If you are thinking about purchasing a life insurance policy, you should first choose between a term life insurance policy and a permanent life insurance plan.
Whole life insurance has no end date, term life insurance proceeds for a time period, generally 10, 20, or 30 decades. Because policy expires with word life, it is straightforward and cheaper. Might think about a policy, however, should be ready to cover six. This could translate to tens of thousands of dollars.
Permanent life insurance comes in several variants, the hottest being whole life insurance coverage, that can be a hybrid between an investment and an insurance plan, clarifies insurance-comparison website Policygenius.
Deciding whether complete life insurance is best for you boils down to two questions, based on Policygenius: would you like to construct cash value? And/or, would you need to make money behind to grandkids, children, or your partner?
If you answered"yes" to either of these questions, whole life insurance could be a fantastic alternative for you, however there are a couple of different points to think about.
What is life insurance?
Life insurance coverages include also a cash value component -- along with a death benefit -- the amount that the policyholder needs to be paid out upon their passing for their beneficiaries.
Part of every monthly or yearly premium belongs to the insurance provider and a part of it moves toward the cash value, which generates a little bit of attention, clarifies Policygenius.

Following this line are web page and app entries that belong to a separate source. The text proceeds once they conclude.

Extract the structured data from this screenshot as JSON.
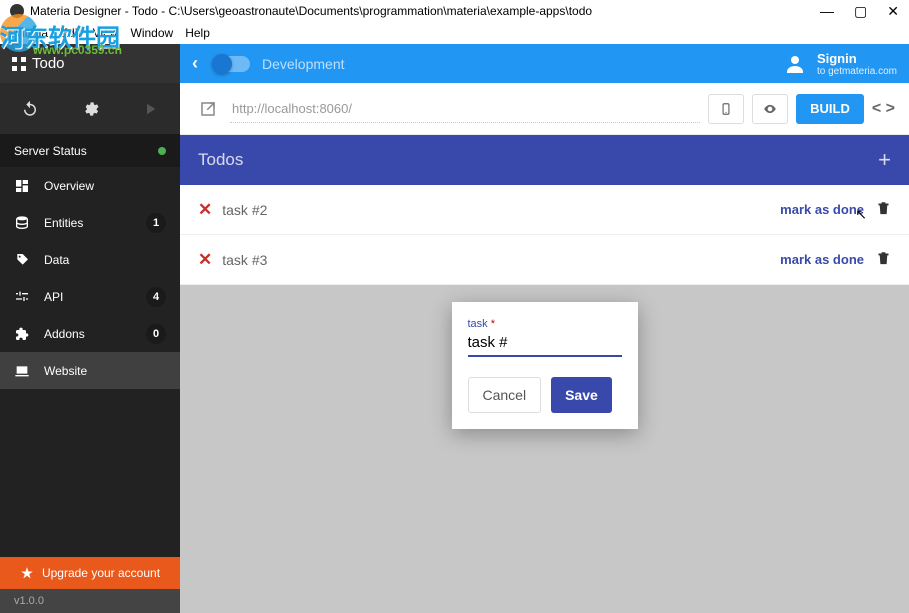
{
  "window": {
    "title": "Materia Designer - Todo - C:\\Users\\geoastronaute\\Documents\\programmation\\materia\\example-apps\\todo"
  },
  "menubar": {
    "items": [
      "Materia",
      "Edit",
      "View",
      "Window",
      "Help"
    ]
  },
  "watermark": {
    "text": "河东软件园",
    "url": "www.pc0359.cn"
  },
  "sidebar": {
    "app_name": "Todo",
    "server_status_label": "Server Status",
    "items": [
      {
        "label": "Overview",
        "badge": null
      },
      {
        "label": "Entities",
        "badge": "1"
      },
      {
        "label": "Data",
        "badge": null
      },
      {
        "label": "API",
        "badge": "4"
      },
      {
        "label": "Addons",
        "badge": "0"
      },
      {
        "label": "Website",
        "badge": null,
        "active": true
      }
    ],
    "upgrade_label": "Upgrade your account",
    "version": "v1.0.0"
  },
  "topbar": {
    "env_label": "Development",
    "signin_title": "Signin",
    "signin_sub": "to getmateria.com"
  },
  "urlbar": {
    "url_value": "http://localhost:8060/",
    "build_label": "BUILD"
  },
  "todos": {
    "header": "Todos",
    "mark_done_label": "mark as done",
    "rows": [
      {
        "task": "task #2"
      },
      {
        "task": "task #3"
      }
    ]
  },
  "modal": {
    "field_label": "task",
    "required_mark": "*",
    "input_value": "task #",
    "cancel_label": "Cancel",
    "save_label": "Save"
  }
}
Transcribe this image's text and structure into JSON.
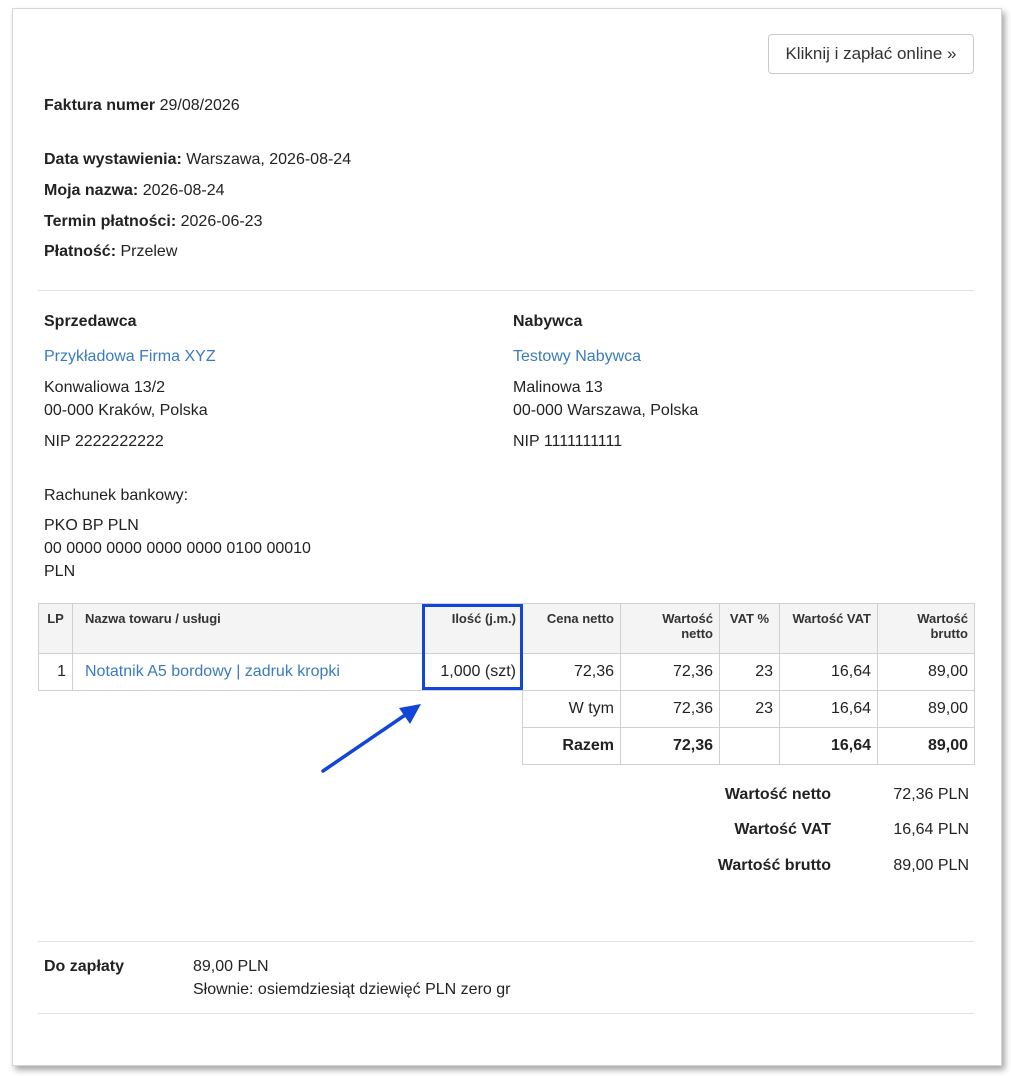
{
  "header": {
    "pay_button_label": "Kliknij i zapłać online »"
  },
  "invoice": {
    "number_label": "Faktura numer",
    "number_value": "29/08/2026",
    "details": [
      {
        "label": "Data wystawienia:",
        "value": "Warszawa, 2026-08-24"
      },
      {
        "label": "Moja nazwa:",
        "value": "2026-08-24"
      },
      {
        "label": "Termin płatności:",
        "value": "2026-06-23"
      },
      {
        "label": "Płatność:",
        "value": "Przelew"
      }
    ]
  },
  "seller": {
    "heading": "Sprzedawca",
    "name": "Przykładowa Firma XYZ",
    "street": "Konwaliowa 13/2",
    "city": "00-000 Kraków, Polska",
    "nip": "NIP 2222222222"
  },
  "buyer": {
    "heading": "Nabywca",
    "name": "Testowy Nabywca",
    "street": "Malinowa 13",
    "city": "00-000 Warszawa, Polska",
    "nip": "NIP 1111111111"
  },
  "bank": {
    "label": "Rachunek bankowy:",
    "bank_name": "PKO BP PLN",
    "account": "00 0000 0000 0000 0000 0100 00010",
    "currency": "PLN"
  },
  "items_table": {
    "headers": {
      "lp": "LP",
      "name": "Nazwa towaru / usługi",
      "qty": "Ilość (j.m.)",
      "unit_net": "Cena netto",
      "net_value": "Wartość netto",
      "vat_pct": "VAT %",
      "vat_value": "Wartość VAT",
      "gross_line1": "Wartość",
      "gross_line2": "brutto"
    },
    "rows": [
      {
        "lp": "1",
        "name": "Notatnik A5 bordowy | zadruk kropki",
        "qty": "1,000 (szt)",
        "unit_net": "72,36",
        "net_value": "72,36",
        "vat_pct": "23",
        "vat_value": "16,64",
        "gross": "89,00"
      }
    ],
    "subtotal": {
      "label": "W tym",
      "net_value": "72,36",
      "vat_pct": "23",
      "vat_value": "16,64",
      "gross": "89,00"
    },
    "total": {
      "label": "Razem",
      "net_value": "72,36",
      "vat_pct": "",
      "vat_value": "16,64",
      "gross": "89,00"
    }
  },
  "summary": [
    {
      "label": "Wartość netto",
      "value": "72,36 PLN"
    },
    {
      "label": "Wartość VAT",
      "value": "16,64 PLN"
    },
    {
      "label": "Wartość brutto",
      "value": "89,00 PLN"
    }
  ],
  "payment_due": {
    "label": "Do zapłaty",
    "amount": "89,00 PLN",
    "words": "Słownie: osiemdziesiąt dziewięć PLN zero gr"
  },
  "colors": {
    "link": "#3a7bbf",
    "highlight": "#1246d6"
  }
}
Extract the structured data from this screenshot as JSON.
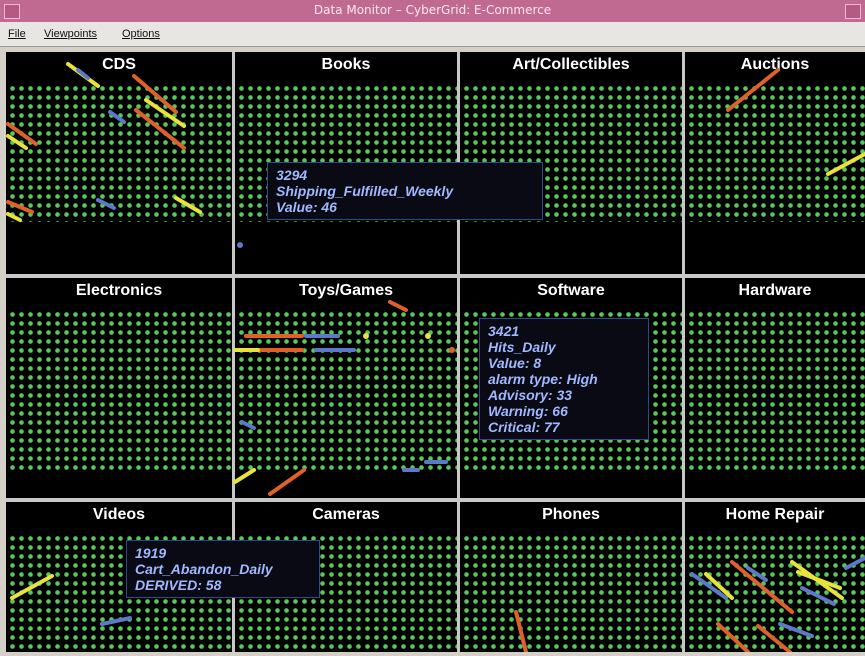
{
  "window": {
    "title": "Data Monitor – CyberGrid: E-Commerce"
  },
  "menu": [
    "File",
    "Viewpoints",
    "Options"
  ],
  "panels": [
    "CDS",
    "Books",
    "Art/Collectibles",
    "Auctions",
    "Electronics",
    "Toys/Games",
    "Software",
    "Hardware",
    "Videos",
    "Cameras",
    "Phones",
    "Home Repair"
  ],
  "tooltips": [
    {
      "lines": [
        "3294",
        "Shipping_Fulfilled_Weekly",
        "Value: 46"
      ]
    },
    {
      "lines": [
        "3421",
        "Hits_Daily",
        "Value: 8",
        "alarm type: High",
        "Advisory: 33",
        "Warning: 66",
        "Critical: 77"
      ]
    },
    {
      "lines": [
        "1919",
        "Cart_Abandon_Daily",
        "DERIVED: 58"
      ]
    }
  ],
  "colors": {
    "grid": "#58c85a",
    "titlebar": "#c06a92",
    "alarm_yellow": "#e8e23a",
    "alarm_orange": "#e0602a",
    "alarm_blue": "#5a79c8"
  }
}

The money value grows along with taking a loan, as an instance or the policyholder may dip into it to cover retirement, but it could be utilized during the course of their life. The cash will not pass to beneficiaries.

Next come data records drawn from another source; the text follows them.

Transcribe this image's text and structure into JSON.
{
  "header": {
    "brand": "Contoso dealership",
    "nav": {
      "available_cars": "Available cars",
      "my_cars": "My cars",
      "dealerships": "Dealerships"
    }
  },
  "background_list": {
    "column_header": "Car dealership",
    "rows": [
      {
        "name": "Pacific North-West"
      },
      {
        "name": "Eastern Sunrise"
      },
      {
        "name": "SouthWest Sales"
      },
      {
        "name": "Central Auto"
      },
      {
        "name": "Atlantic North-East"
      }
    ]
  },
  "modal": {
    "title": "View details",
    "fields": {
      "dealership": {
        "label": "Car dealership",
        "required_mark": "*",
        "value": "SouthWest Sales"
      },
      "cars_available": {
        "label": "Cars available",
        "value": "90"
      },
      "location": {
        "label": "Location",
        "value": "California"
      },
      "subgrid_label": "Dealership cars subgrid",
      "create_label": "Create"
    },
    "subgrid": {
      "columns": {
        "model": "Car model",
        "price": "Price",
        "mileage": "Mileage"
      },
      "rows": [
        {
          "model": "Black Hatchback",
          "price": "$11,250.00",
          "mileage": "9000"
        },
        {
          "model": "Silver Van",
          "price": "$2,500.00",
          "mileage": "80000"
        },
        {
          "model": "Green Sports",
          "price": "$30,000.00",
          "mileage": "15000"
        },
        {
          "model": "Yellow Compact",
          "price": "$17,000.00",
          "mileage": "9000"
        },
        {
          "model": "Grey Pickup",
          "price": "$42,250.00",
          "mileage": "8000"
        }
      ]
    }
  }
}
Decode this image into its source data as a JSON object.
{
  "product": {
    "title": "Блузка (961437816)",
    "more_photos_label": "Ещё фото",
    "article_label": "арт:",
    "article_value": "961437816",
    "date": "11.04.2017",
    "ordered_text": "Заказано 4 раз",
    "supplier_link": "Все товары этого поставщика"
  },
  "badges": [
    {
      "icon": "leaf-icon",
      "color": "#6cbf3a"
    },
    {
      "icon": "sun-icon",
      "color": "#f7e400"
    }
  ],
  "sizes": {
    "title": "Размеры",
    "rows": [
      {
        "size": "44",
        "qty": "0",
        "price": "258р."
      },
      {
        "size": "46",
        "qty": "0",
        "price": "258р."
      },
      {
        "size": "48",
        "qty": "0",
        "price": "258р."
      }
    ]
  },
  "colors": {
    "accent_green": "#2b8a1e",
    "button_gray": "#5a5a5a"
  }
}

Having a term life coverage, you also decide the death benefit amount and the insurance carrier determines just how much you cover every month after evaluating numerous risk factors. The coverage becomes effective once your premium is paid by you and continues for your coverage period that is fixed. The coverage expires, if you are still around when the coverage period ends and that is that. There is no shortage of money.
The cash part of a whole life policy may be valuable, particularly because the death benefit isn't taxed as income, however, Policygenius notes the rate of interest is often considerably lower than what you can make if the money were spent in an IRA, for instance. To put it differently, it is secure, but generally not the best alternative for growing your cash.

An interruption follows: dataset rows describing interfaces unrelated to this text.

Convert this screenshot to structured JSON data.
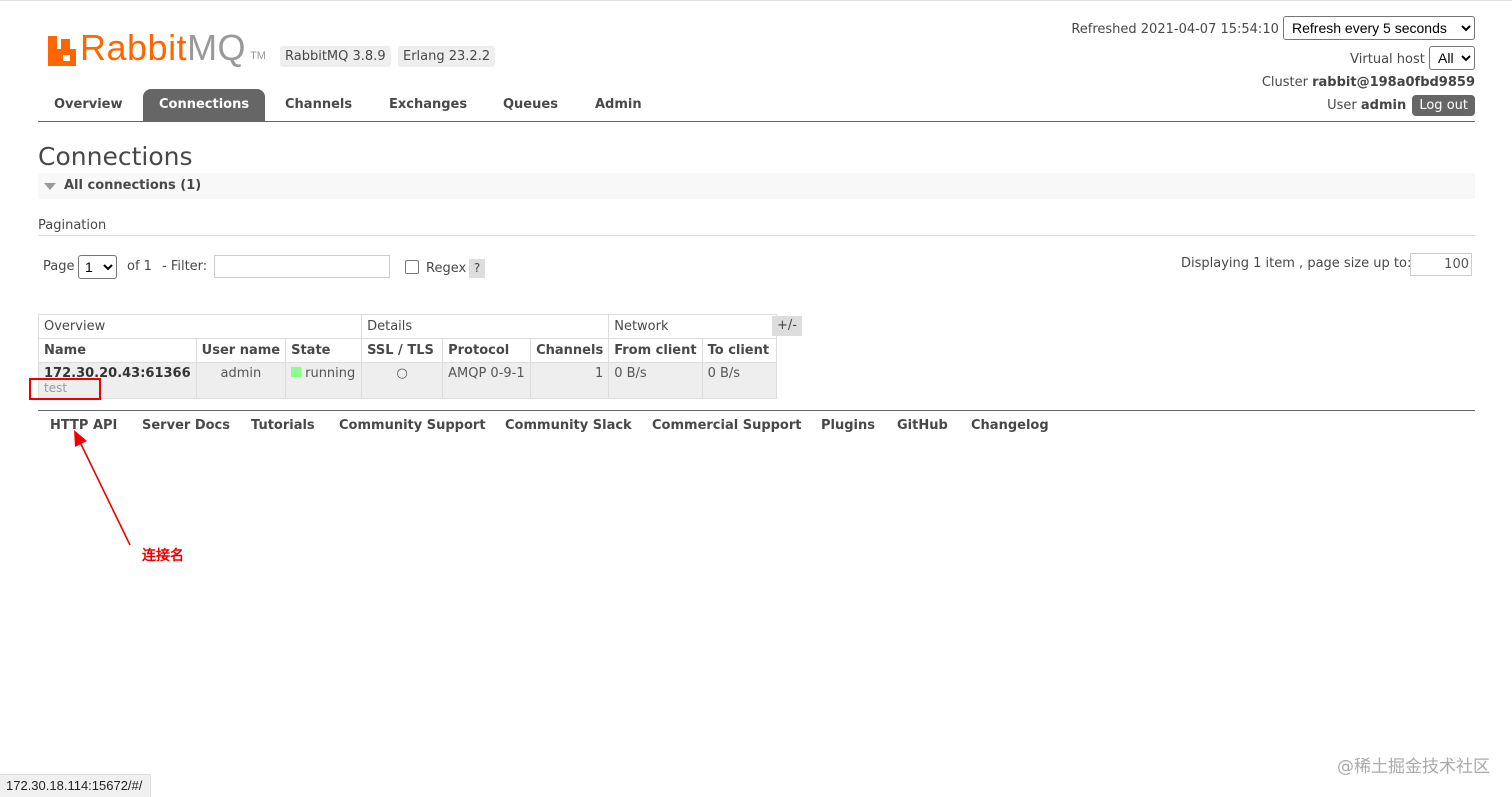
{
  "brand": {
    "rabbit": "Rabbit",
    "mq": "MQ",
    "tm": "TM"
  },
  "versions": {
    "rabbitmq": "RabbitMQ 3.8.9",
    "erlang": "Erlang 23.2.2"
  },
  "header": {
    "refreshed_label": "Refreshed 2021-04-07 15:54:10",
    "refresh_select": "Refresh every 5 seconds",
    "vhost_label": "Virtual host",
    "vhost_value": "All",
    "cluster_label": "Cluster",
    "cluster_value": "rabbit@198a0fbd9859",
    "user_label": "User",
    "user_value": "admin",
    "logout": "Log out"
  },
  "tabs": [
    {
      "label": "Overview",
      "active": false
    },
    {
      "label": "Connections",
      "active": true
    },
    {
      "label": "Channels",
      "active": false
    },
    {
      "label": "Exchanges",
      "active": false
    },
    {
      "label": "Queues",
      "active": false
    },
    {
      "label": "Admin",
      "active": false
    }
  ],
  "page_title": "Connections",
  "section_title": "All connections (1)",
  "pagination": {
    "label": "Pagination",
    "page_label": "Page",
    "page_value": "1",
    "of_label": "of 1",
    "filter_label": "- Filter:",
    "filter_value": "",
    "regex_label": "Regex",
    "help": "?",
    "displaying": "Displaying 1 item , page size up to:",
    "page_size": "100"
  },
  "table": {
    "groups": [
      "Overview",
      "Details",
      "Network"
    ],
    "columns": [
      "Name",
      "User name",
      "State",
      "SSL / TLS",
      "Protocol",
      "Channels",
      "From client",
      "To client"
    ],
    "rows": [
      {
        "name": "172.30.20.43:61366",
        "sub": "test",
        "user": "admin",
        "state": "running",
        "ssl": "○",
        "protocol": "AMQP 0-9-1",
        "channels": "1",
        "from_client": "0 B/s",
        "to_client": "0 B/s"
      }
    ],
    "toggle": "+/-"
  },
  "footer_links": [
    "HTTP API",
    "Server Docs",
    "Tutorials",
    "Community Support",
    "Community Slack",
    "Commercial Support",
    "Plugins",
    "GitHub",
    "Changelog"
  ],
  "annotation": "连接名",
  "status_url": "172.30.18.114:15672/#/",
  "watermark": "@稀土掘金技术社区",
  "colors": {
    "accent": "#ff6600",
    "tab_active": "#666666",
    "state_running": "#88ff88",
    "annotation": "#ee0000"
  }
}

Whole life policy premiums may also be a great deal more costly than term life insurance premiums, largely since they cover the insurance carrier and finance the cash value element. Based on Policygenius averages, a 30-year-old person in optimum health may expect to pay about $16 per month for a $250,000 term life coverage. That person would pay $212 to get an entire life coverage that is $250,000.
Policygenius also notes that individuals who purchase whole life policies have a tendency to purchase less protection than they must prevent high monthly payments. Just how much life insurance policy coverage you require is extremely personal, but includes enough to replace lost earnings and may cover major potential expenditures, such as college tuition or mortgage obligations.